First, let’s start with the basics. Medical insurance is a type of coverage that helps individuals and families pay for medical expenses. These expenses can include doctor visits, prescription drugs, hospital stays, and other healthcare-related costs. Medical insurance is typically offered through employers or can be purchased individually.
Now, let’s dive into some specific terms.
Premium: This is the amount of money that you, as the policyholder, pay each month for your medical insurance coverage. The premium is determined by a variety of factors, including your age, location, and type of plan.
Deductible: This is the amount of money that you have to pay out of pocket before your insurance coverage begins. For example, if your deductible is $1,000, you will have to pay for the first $1,000 of your medical expenses before your insurance coverage kicks in.
Co-pay: This is a flat fee that you pay each time you visit the doctor or fill a prescription. For example, you may have a $20 co-pay for doctor visits and a $10 co-pay for prescription drugs.
Out-of-pocket maximum: This is the maximum amount of money that you will have to pay out of pocket for medical expenses during a given year. Once you reach this amount, your insurance coverage will pay for all remaining expenses.

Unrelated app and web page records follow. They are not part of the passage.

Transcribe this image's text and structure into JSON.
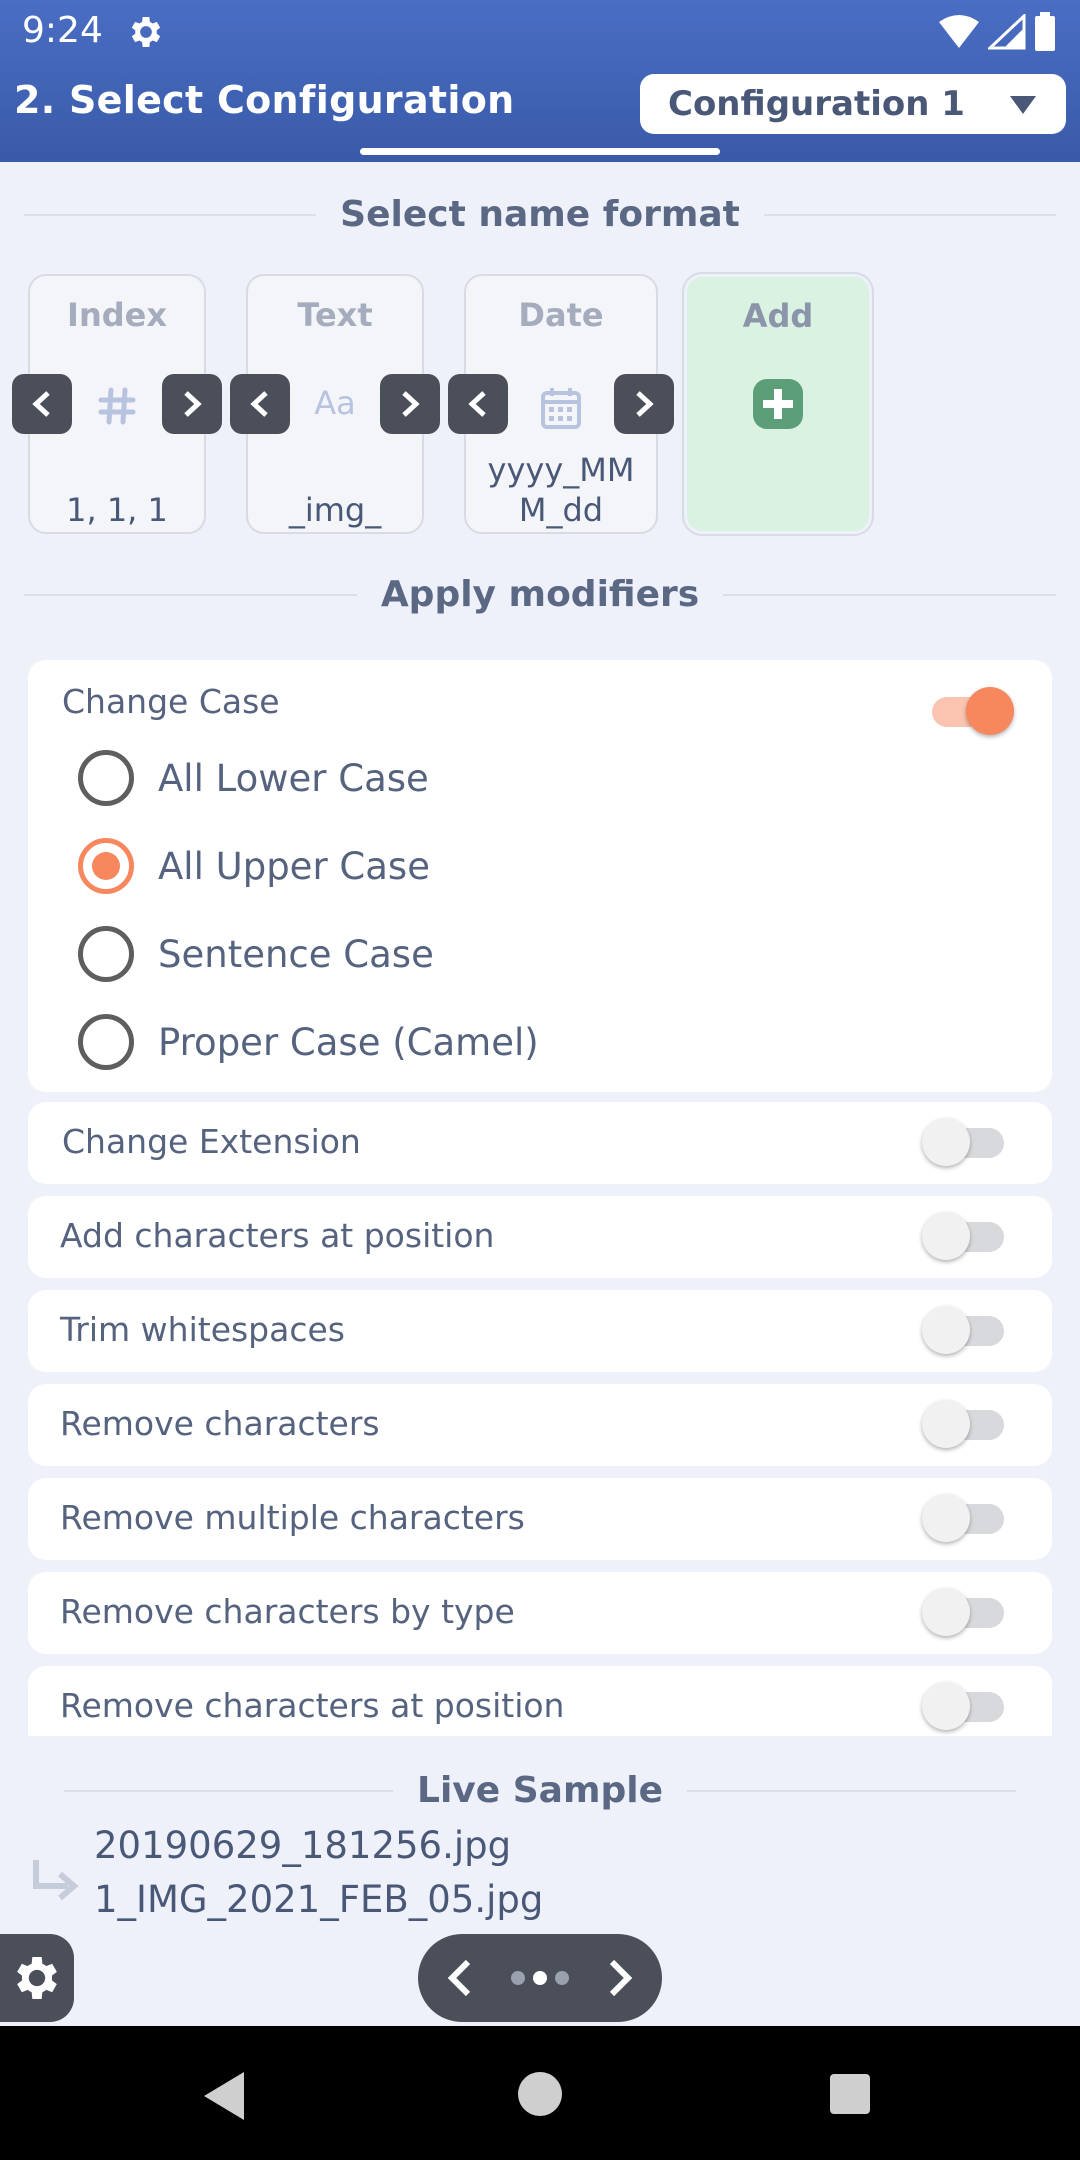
{
  "status_bar": {
    "time": "9:24"
  },
  "header": {
    "title": "2. Select Configuration",
    "config_selected": "Configuration 1"
  },
  "name_format": {
    "heading": "Select name format",
    "cards": [
      {
        "title": "Index",
        "icon": "hash-icon",
        "value": "1, 1, 1"
      },
      {
        "title": "Text",
        "icon": "text-format-icon",
        "icon_text": "Aa",
        "value": "_img_"
      },
      {
        "title": "Date",
        "icon": "calendar-icon",
        "value_line1": "yyyy_MM",
        "value_line2": "M_dd"
      },
      {
        "title": "Add",
        "icon": "add-icon"
      }
    ]
  },
  "modifiers": {
    "heading": "Apply modifiers",
    "change_case": {
      "label": "Change Case",
      "enabled": true,
      "options": [
        {
          "label": "All Lower Case",
          "checked": false
        },
        {
          "label": "All Upper Case",
          "checked": true
        },
        {
          "label": "Sentence Case",
          "checked": false
        },
        {
          "label": "Proper Case (Camel)",
          "checked": false
        }
      ]
    },
    "rows": [
      {
        "label": "Change Extension",
        "enabled": false
      },
      {
        "label": "Add characters at position",
        "enabled": false
      },
      {
        "label": "Trim whitespaces",
        "enabled": false
      },
      {
        "label": "Remove characters",
        "enabled": false
      },
      {
        "label": "Remove multiple characters",
        "enabled": false
      },
      {
        "label": "Remove characters by type",
        "enabled": false
      },
      {
        "label": "Remove characters at position",
        "enabled": false
      }
    ]
  },
  "live_sample": {
    "heading": "Live Sample",
    "original": "20190629_181256.jpg",
    "renamed": "1_IMG_2021_FEB_05.jpg"
  },
  "colors": {
    "header": "#3a5aa8",
    "accent": "#f7875c",
    "add_card": "#d9f2e2"
  }
}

In-network: This refers to healthcare providers, hospitals, and other medical facilities that have contracted with your insurance company to provide services at a discounted rate. Using in-network providers can help you save money on your medical expenses.
Out-of-network: This refers to healthcare providers, hospitals, and other medical facilities that are not contracted with your insurance company. Using out-of-network providers can be more expensive than using in-network providers.

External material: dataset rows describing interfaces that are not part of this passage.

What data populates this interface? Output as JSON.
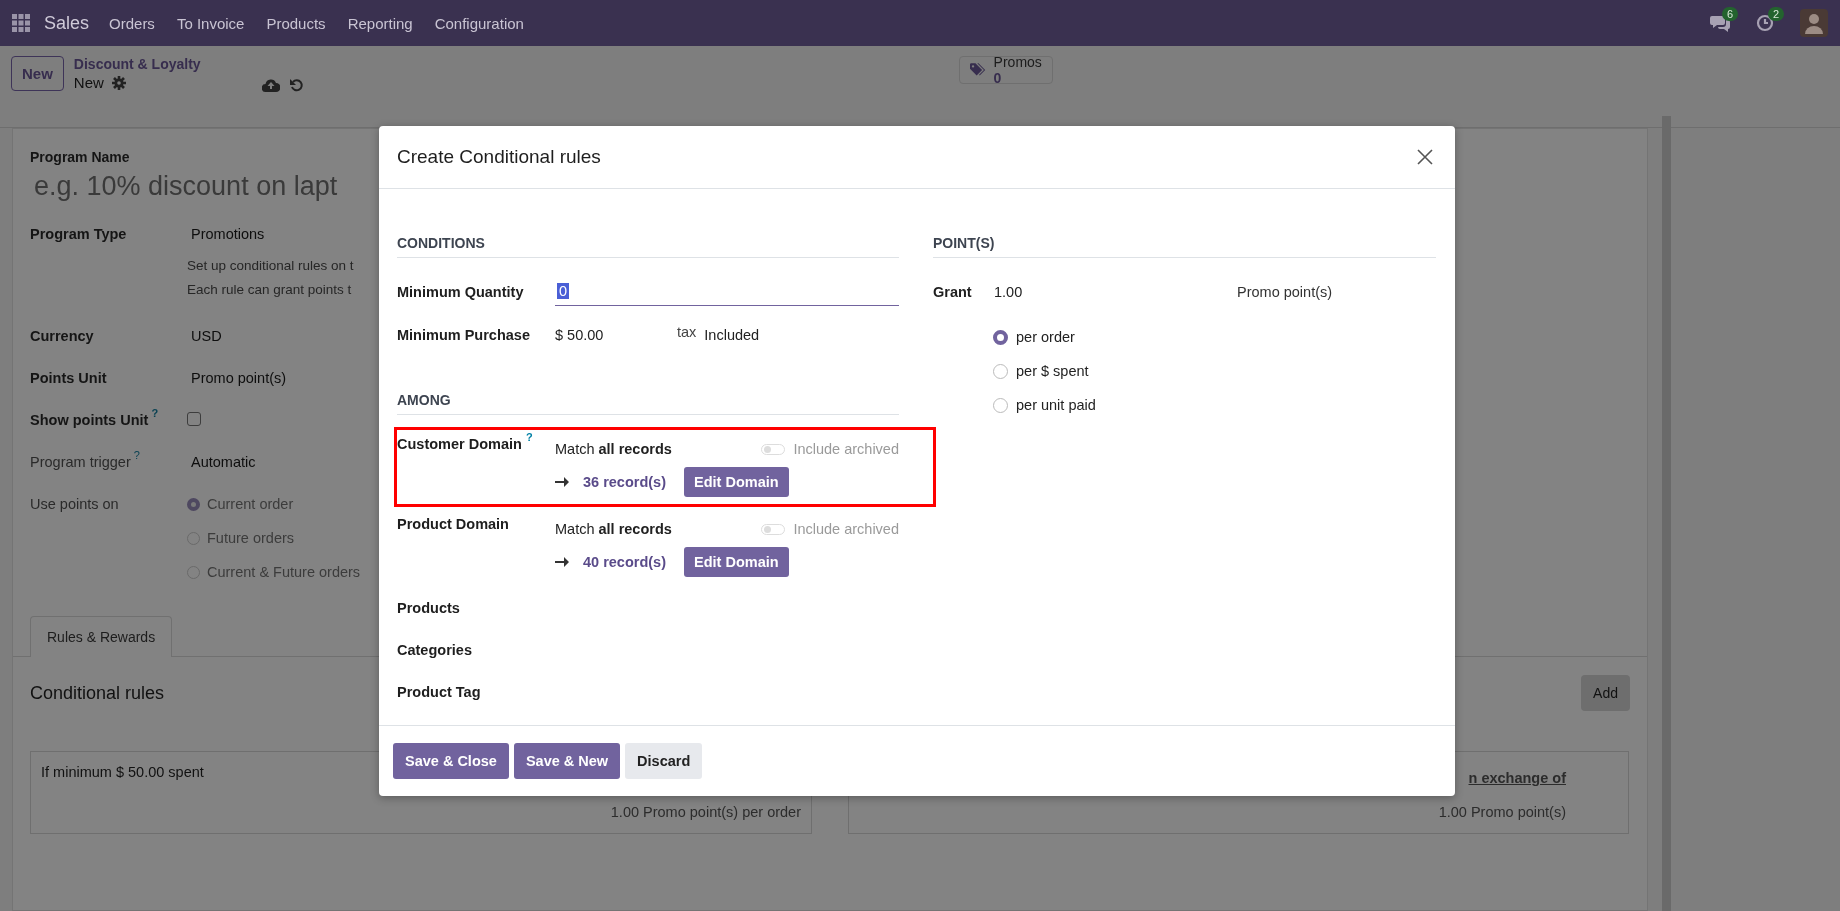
{
  "navbar": {
    "app": "Sales",
    "menu": [
      "Orders",
      "To Invoice",
      "Products",
      "Reporting",
      "Configuration"
    ],
    "messages_count": "6",
    "activities_count": "2"
  },
  "control_panel": {
    "new_button": "New",
    "breadcrumb": "Discount & Loyalty",
    "record": "New",
    "smart_button": {
      "label": "Promos",
      "value": "0"
    }
  },
  "form": {
    "program_name_label": "Program Name",
    "program_name_placeholder": "e.g. 10% discount on lapt",
    "fields": [
      {
        "kind": "text",
        "label": "Program Type",
        "value": "Promotions",
        "notes": [
          "Set up conditional rules on t",
          "Each rule can grant points t"
        ],
        "muted": false
      },
      {
        "kind": "text",
        "label": "Currency",
        "value": "USD",
        "muted": false
      },
      {
        "kind": "text",
        "label": "Points Unit",
        "value": "Promo point(s)",
        "muted": false
      },
      {
        "kind": "checkbox",
        "label": "Show points Unit",
        "help": "?",
        "checked": false,
        "muted": false
      },
      {
        "kind": "text",
        "label": "Program trigger",
        "help": "?",
        "value": "Automatic",
        "muted": true
      },
      {
        "kind": "radio",
        "label": "Use points on",
        "muted": true,
        "options": [
          {
            "label": "Current order",
            "selected": true
          },
          {
            "label": "Future orders",
            "selected": false
          },
          {
            "label": "Current & Future orders",
            "selected": false
          }
        ]
      }
    ],
    "tabs": [
      {
        "label": "Rules & Rewards",
        "selected": true
      }
    ],
    "rules": {
      "title": "Conditional rules",
      "add_button": "Add",
      "rule_card": {
        "condition": "If minimum $ 50.00 spent",
        "grant": "1.00 Promo point(s) per order"
      },
      "reward_card": {
        "link": "n exchange of",
        "cost": "1.00 Promo point(s)"
      }
    }
  },
  "dialog": {
    "title": "Create Conditional rules",
    "conditions": {
      "heading": "CONDITIONS",
      "min_qty": {
        "label": "Minimum Quantity",
        "value": "0",
        "text_selected": true
      },
      "min_purchase": {
        "label": "Minimum Purchase",
        "value": "$ 50.00",
        "tax_label": "tax",
        "tax_value": "Included"
      }
    },
    "among": {
      "heading": "AMONG",
      "domains": [
        {
          "label": "Customer Domain",
          "help": "?",
          "match": "Match **all records**",
          "include_archived": {
            "label": "Include archived",
            "on": false
          },
          "records": "36 record(s)",
          "button": "Edit Domain",
          "highlighted": true
        },
        {
          "label": "Product Domain",
          "match": "Match **all records**",
          "include_archived": {
            "label": "Include archived",
            "on": false
          },
          "records": "40 record(s)",
          "button": "Edit Domain",
          "highlighted": false
        }
      ],
      "fields": [
        "Products",
        "Categories",
        "Product Tag"
      ]
    },
    "points": {
      "heading": "POINT(S)",
      "grant_label": "Grant",
      "grant_value": "1.00",
      "unit": "Promo point(s)",
      "modes": [
        {
          "label": "per order",
          "selected": true
        },
        {
          "label": "per $ spent",
          "selected": false
        },
        {
          "label": "per unit paid",
          "selected": false
        }
      ]
    },
    "buttons": [
      {
        "label": "Save & Close",
        "kind": "primary"
      },
      {
        "label": "Save & New",
        "kind": "primary"
      },
      {
        "label": "Discard",
        "kind": "secondary"
      }
    ]
  }
}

Coinsurance: This is a type of cost-sharing arrangement where you and your insurance company split the cost of your medical expenses. For example, you may pay 20% of the cost of a medical procedure, while your insurance company pays the remaining 80%.

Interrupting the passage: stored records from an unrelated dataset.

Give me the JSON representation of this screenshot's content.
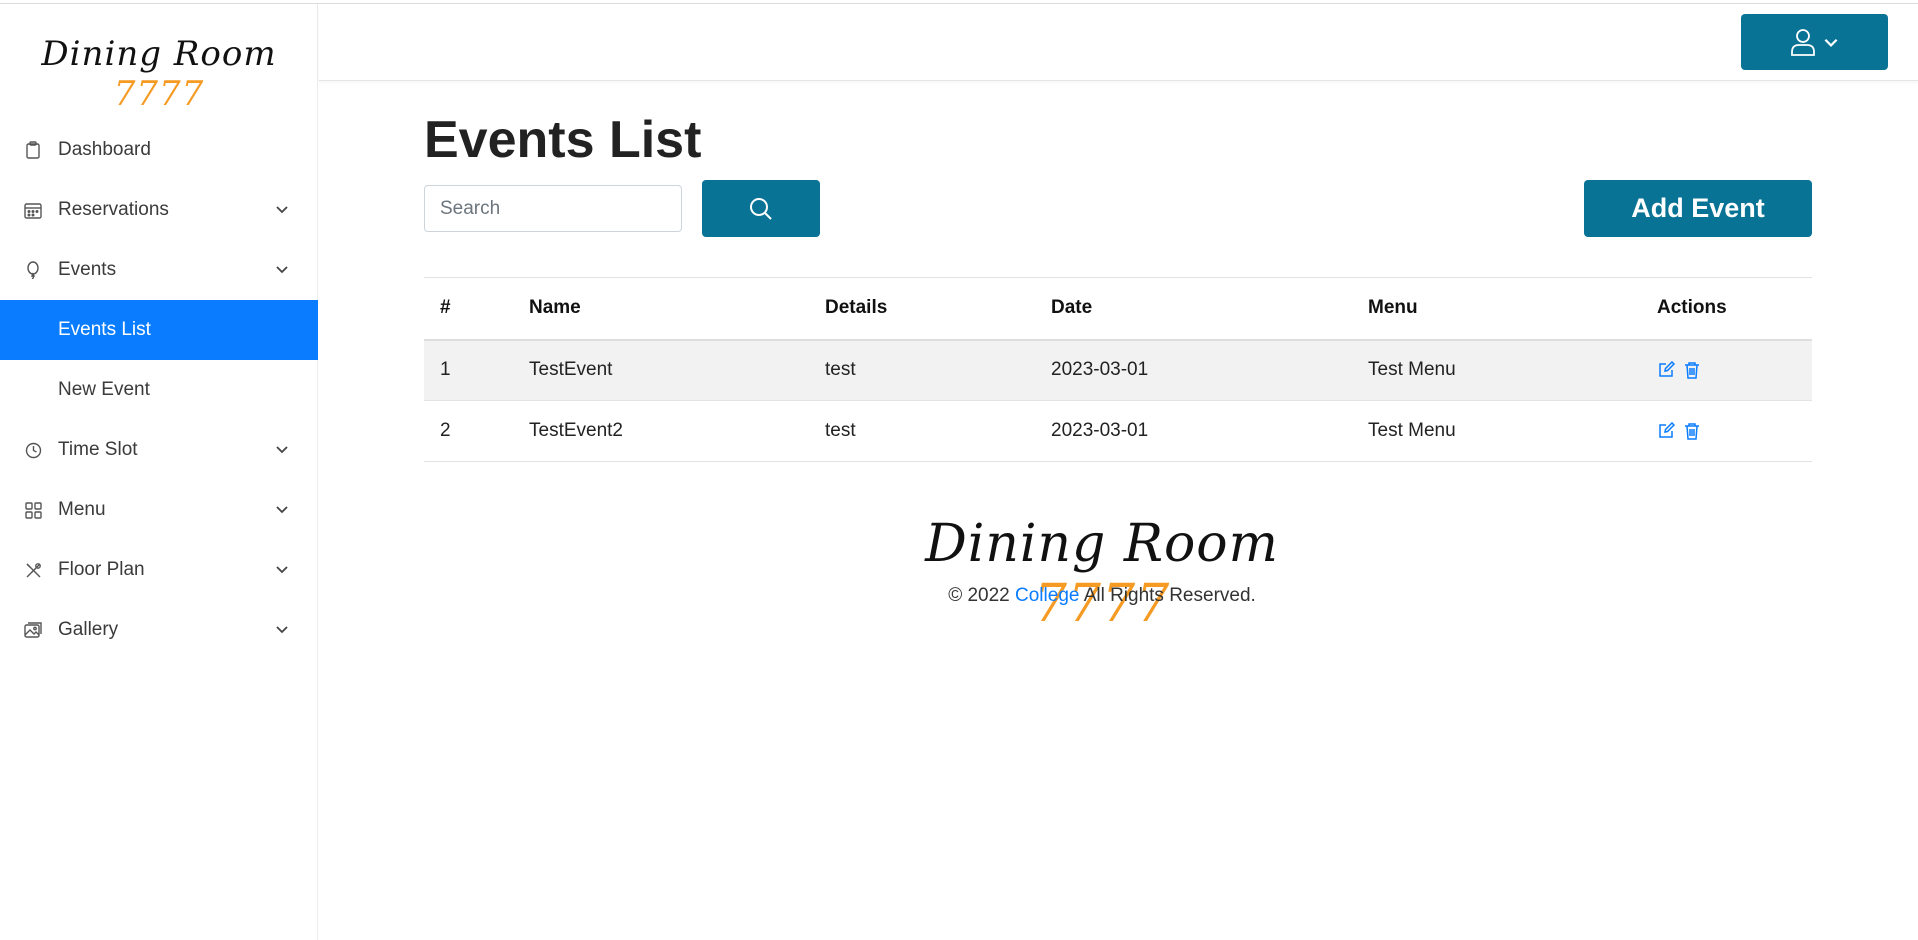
{
  "brand": {
    "name": "Dining Room",
    "number": "7777",
    "number_color": "#f59a23"
  },
  "sidebar": {
    "items": [
      {
        "label": "Dashboard",
        "icon": "clipboard-icon"
      },
      {
        "label": "Reservations",
        "icon": "calendar-icon"
      },
      {
        "label": "Events",
        "icon": "balloon-icon"
      },
      {
        "label": "Events List"
      },
      {
        "label": "New Event"
      },
      {
        "label": "Time Slot",
        "icon": "clock-icon"
      },
      {
        "label": "Menu",
        "icon": "grid-icon"
      },
      {
        "label": "Floor Plan",
        "icon": "utensils-icon"
      },
      {
        "label": "Gallery",
        "icon": "images-icon"
      }
    ],
    "active_color": "#0a7cff"
  },
  "header": {
    "user_icon": "user-icon"
  },
  "main": {
    "title": "Events List",
    "search_placeholder": "Search",
    "add_button": "Add Event",
    "accent_color": "#087394"
  },
  "table": {
    "headers": [
      "#",
      "Name",
      "Details",
      "Date",
      "Menu",
      "Actions"
    ],
    "rows": [
      {
        "num": "1",
        "name": "TestEvent",
        "details": "test",
        "date": "2023-03-01",
        "menu": "Test Menu"
      },
      {
        "num": "2",
        "name": "TestEvent2",
        "details": "test",
        "date": "2023-03-01",
        "menu": "Test Menu"
      }
    ]
  },
  "footer": {
    "copyright_prefix": "© 2022",
    "link": "College",
    "copyright_suffix": "All Rights Reserved."
  }
}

Lifetime maximum: This is the maximum amount of money that your insurance company will pay out over the course of your lifetime. Once you reach this amount, your insurance coverage will no longer pay for medical expenses.
Pre-existing condition: This refers to any medical condition that you had before you enrolled in your current insurance plan. Many insurance plans will not cover pre-existing conditions or will have exclusions for them.
HMO and PPO: These are two types of medical insurance plans. HMO (Health Maintenance Organization) plans typically have a smaller network of providers and require you to choose a primary care physician. PPO (Preferred Provider Organization) plans have a larger network of providers and do not require you to choose a primary care physician.
These are just a few of the most commonly used medical insurance terms. It’s important to understand these terms and how they apply to your coverage so that you can make informed decisions about your healthcare. If you have any questions or concerns about your medical insurance, be sure to talk to your insurance company or a healthcare professional for more information.